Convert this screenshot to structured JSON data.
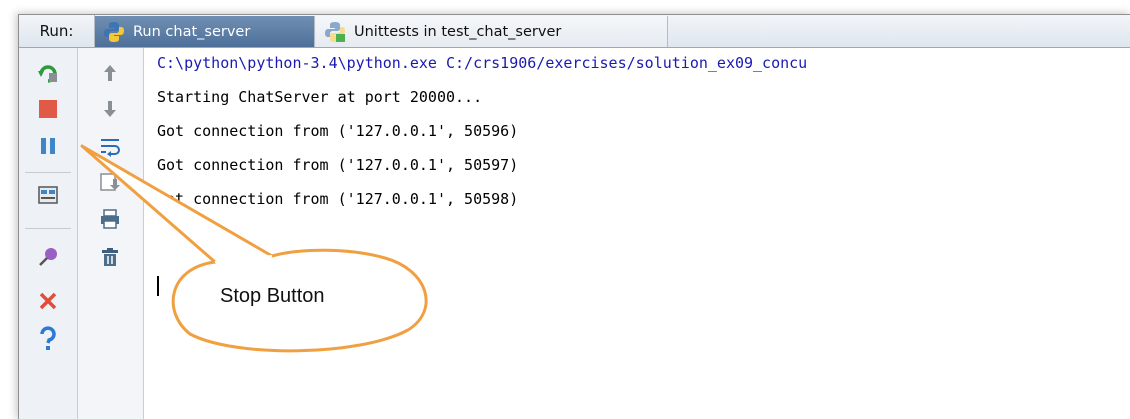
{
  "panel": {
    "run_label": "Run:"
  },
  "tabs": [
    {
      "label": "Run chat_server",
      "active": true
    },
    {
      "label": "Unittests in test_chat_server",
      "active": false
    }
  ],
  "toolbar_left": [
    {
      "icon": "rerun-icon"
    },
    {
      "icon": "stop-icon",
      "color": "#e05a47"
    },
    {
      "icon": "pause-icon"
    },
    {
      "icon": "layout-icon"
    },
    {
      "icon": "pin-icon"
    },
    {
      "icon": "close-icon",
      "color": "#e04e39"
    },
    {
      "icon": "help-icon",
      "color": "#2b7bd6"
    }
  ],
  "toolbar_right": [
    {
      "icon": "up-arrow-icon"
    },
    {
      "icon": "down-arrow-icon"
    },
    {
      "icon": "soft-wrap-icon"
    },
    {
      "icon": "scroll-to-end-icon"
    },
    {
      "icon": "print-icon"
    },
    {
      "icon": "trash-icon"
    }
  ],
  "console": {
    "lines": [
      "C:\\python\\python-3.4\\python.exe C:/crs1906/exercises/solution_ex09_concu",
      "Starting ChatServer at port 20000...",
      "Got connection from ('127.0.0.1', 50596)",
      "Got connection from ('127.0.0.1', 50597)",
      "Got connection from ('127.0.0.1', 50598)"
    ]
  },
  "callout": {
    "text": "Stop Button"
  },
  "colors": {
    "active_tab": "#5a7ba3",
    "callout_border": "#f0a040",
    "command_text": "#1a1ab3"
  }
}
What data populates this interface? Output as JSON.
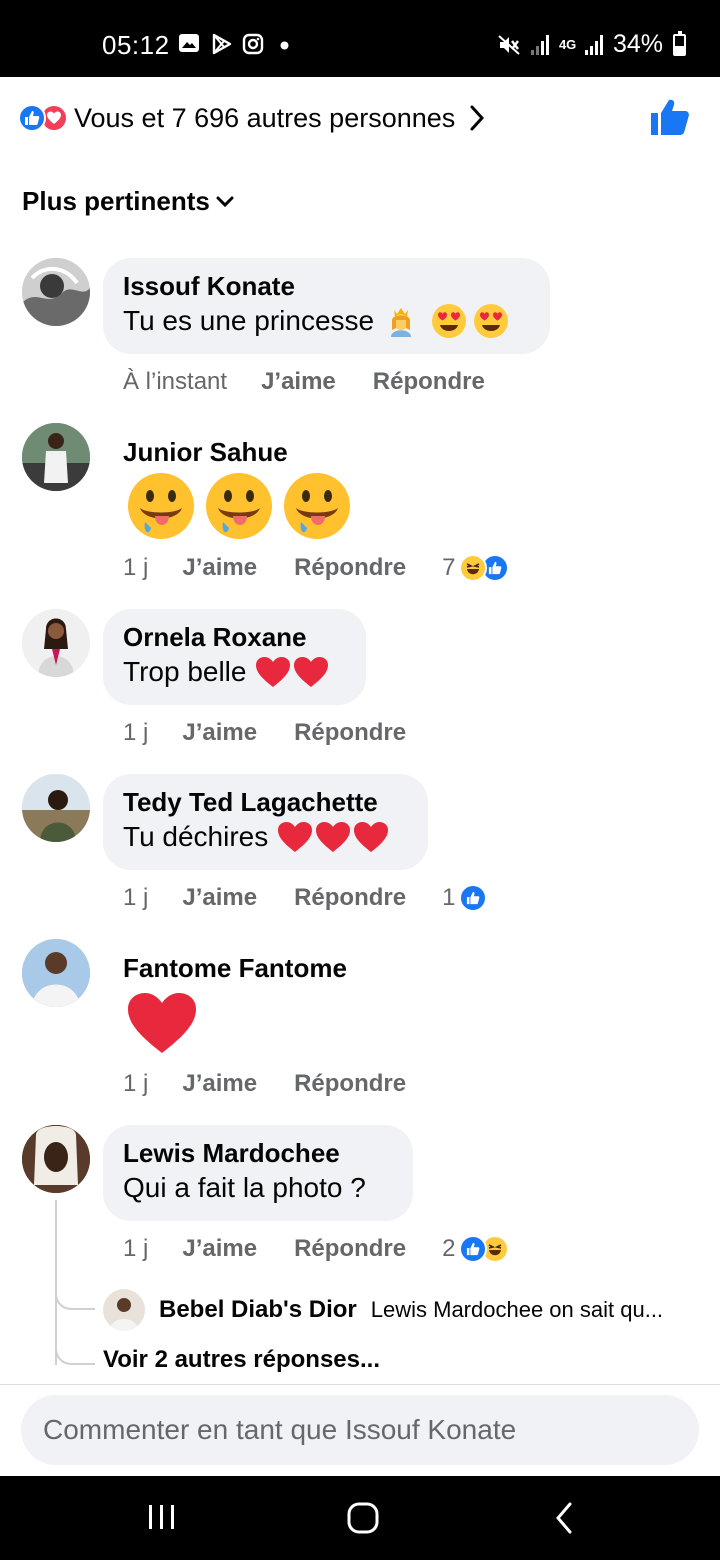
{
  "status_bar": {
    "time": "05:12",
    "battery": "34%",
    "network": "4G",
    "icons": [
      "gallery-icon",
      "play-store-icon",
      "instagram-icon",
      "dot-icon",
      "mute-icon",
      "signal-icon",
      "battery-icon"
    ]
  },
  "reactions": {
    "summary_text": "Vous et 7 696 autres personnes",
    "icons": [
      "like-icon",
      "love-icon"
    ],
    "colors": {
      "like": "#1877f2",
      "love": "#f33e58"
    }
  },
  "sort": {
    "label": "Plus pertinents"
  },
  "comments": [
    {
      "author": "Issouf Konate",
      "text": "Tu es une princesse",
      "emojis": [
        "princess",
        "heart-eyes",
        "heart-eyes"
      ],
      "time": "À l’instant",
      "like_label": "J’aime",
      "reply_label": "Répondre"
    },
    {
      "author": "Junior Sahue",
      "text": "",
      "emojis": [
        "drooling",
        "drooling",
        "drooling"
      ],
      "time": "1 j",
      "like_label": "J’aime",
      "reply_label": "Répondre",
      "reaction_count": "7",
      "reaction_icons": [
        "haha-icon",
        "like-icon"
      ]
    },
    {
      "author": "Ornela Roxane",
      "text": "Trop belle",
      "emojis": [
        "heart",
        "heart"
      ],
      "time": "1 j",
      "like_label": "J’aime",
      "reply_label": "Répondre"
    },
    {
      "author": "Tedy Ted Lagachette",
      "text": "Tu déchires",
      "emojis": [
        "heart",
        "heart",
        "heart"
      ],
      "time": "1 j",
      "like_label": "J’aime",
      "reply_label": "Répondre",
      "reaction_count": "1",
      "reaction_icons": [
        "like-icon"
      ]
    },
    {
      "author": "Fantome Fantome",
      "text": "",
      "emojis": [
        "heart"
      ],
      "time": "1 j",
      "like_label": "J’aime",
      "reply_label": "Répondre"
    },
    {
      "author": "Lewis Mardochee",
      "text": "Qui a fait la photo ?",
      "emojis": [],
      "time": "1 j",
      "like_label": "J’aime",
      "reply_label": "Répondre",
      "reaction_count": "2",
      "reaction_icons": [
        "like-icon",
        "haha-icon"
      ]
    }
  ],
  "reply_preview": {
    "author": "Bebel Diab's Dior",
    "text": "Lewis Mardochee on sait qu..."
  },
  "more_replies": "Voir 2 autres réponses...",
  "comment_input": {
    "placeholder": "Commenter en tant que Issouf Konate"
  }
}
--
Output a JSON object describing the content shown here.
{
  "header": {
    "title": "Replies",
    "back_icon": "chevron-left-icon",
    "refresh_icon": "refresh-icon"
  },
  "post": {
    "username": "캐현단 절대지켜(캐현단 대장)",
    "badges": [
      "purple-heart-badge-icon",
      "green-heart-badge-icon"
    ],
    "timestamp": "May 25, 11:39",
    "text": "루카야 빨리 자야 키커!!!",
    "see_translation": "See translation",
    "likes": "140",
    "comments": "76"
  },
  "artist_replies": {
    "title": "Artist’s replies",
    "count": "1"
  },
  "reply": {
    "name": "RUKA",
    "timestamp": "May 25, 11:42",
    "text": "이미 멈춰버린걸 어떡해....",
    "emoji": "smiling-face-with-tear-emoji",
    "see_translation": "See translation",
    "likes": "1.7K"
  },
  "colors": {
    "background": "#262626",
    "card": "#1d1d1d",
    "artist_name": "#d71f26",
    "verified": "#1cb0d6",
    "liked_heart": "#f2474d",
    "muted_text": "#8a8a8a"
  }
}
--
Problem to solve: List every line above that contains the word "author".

Exercise result:
      "author": "Issouf Konate",
      "author": "Junior Sahue",
      "author": "Ornela Roxane",
      "author": "Tedy Ted Lagachette",
      "author": "Fantome Fantome",
      "author": "Lewis Mardochee",
    "author": "Bebel Diab's Dior",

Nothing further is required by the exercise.